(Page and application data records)
════════════════

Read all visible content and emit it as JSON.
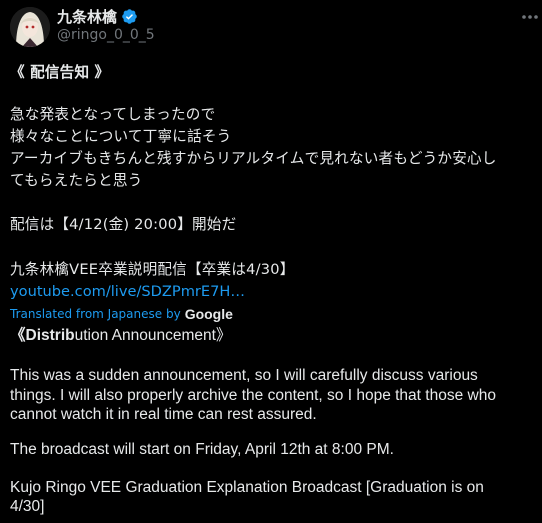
{
  "author": {
    "name": "九条林檎",
    "handle": "@ringo_0_0_5"
  },
  "icons": {
    "verified": "verified-badge-icon",
    "more": "more-horizontal-icon"
  },
  "original_text": {
    "header": "《 配信告知 》",
    "line1": "急な発表となってしまったので",
    "line2": "様々なことについて丁寧に話そう",
    "line3": "アーカイブもきちんと残すからリアルタイムで見れない者もどうか安心し",
    "line4": "てもらえたらと思う",
    "line5": "配信は【4/12(金) 20:00】開始だ",
    "line6": "九条林檎VEE卒業説明配信【卒業は4/30】",
    "link": "youtube.com/live/SDZPmrE7H…"
  },
  "translation": {
    "label": "Translated from Japanese by",
    "brand": "Google",
    "header_bold": "《Distrib",
    "header_rest": "ution Announcement》",
    "p1_line1": "This was a sudden announcement, so I will carefully discuss various",
    "p1_line2": "things. I will also properly archive the content, so I hope that those who",
    "p1_line3": "cannot watch it in real time can rest assured.",
    "p2": "The broadcast will start on Friday, April 12th at 8:00 PM.",
    "p3_line1": "Kujo Ringo VEE Graduation Explanation Broadcast [Graduation is on",
    "p3_line2": "4/30]"
  },
  "colors": {
    "background": "#000000",
    "text": "#e7e9ea",
    "secondary": "#71767b",
    "link": "#1d9bf0"
  }
}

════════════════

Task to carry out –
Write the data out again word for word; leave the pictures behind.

Solution to this problem –
Read all visible content and emit it as JSON.
{
  "author": {
    "name": "九条林檎",
    "handle": "@ringo_0_0_5"
  },
  "icons": {
    "verified": "verified-badge-icon",
    "more": "more-horizontal-icon"
  },
  "original_text": {
    "header": "《 配信告知 》",
    "line1": "急な発表となってしまったので",
    "line2": "様々なことについて丁寧に話そう",
    "line3": "アーカイブもきちんと残すからリアルタイムで見れない者もどうか安心し",
    "line4": "てもらえたらと思う",
    "line5": "配信は【4/12(金) 20:00】開始だ",
    "line6": "九条林檎VEE卒業説明配信【卒業は4/30】",
    "link": "youtube.com/live/SDZPmrE7H…"
  },
  "translation": {
    "label": "Translated from Japanese by",
    "brand": "Google",
    "header_bold": "《Distrib",
    "header_rest": "ution Announcement》",
    "p1_line1": "This was a sudden announcement, so I will carefully discuss various",
    "p1_line2": "things. I will also properly archive the content, so I hope that those who",
    "p1_line3": "cannot watch it in real time can rest assured.",
    "p2": "The broadcast will start on Friday, April 12th at 8:00 PM.",
    "p3_line1": "Kujo Ringo VEE Graduation Explanation Broadcast [Graduation is on",
    "p3_line2": "4/30]"
  },
  "colors": {
    "background": "#000000",
    "text": "#e7e9ea",
    "secondary": "#71767b",
    "link": "#1d9bf0"
  }
}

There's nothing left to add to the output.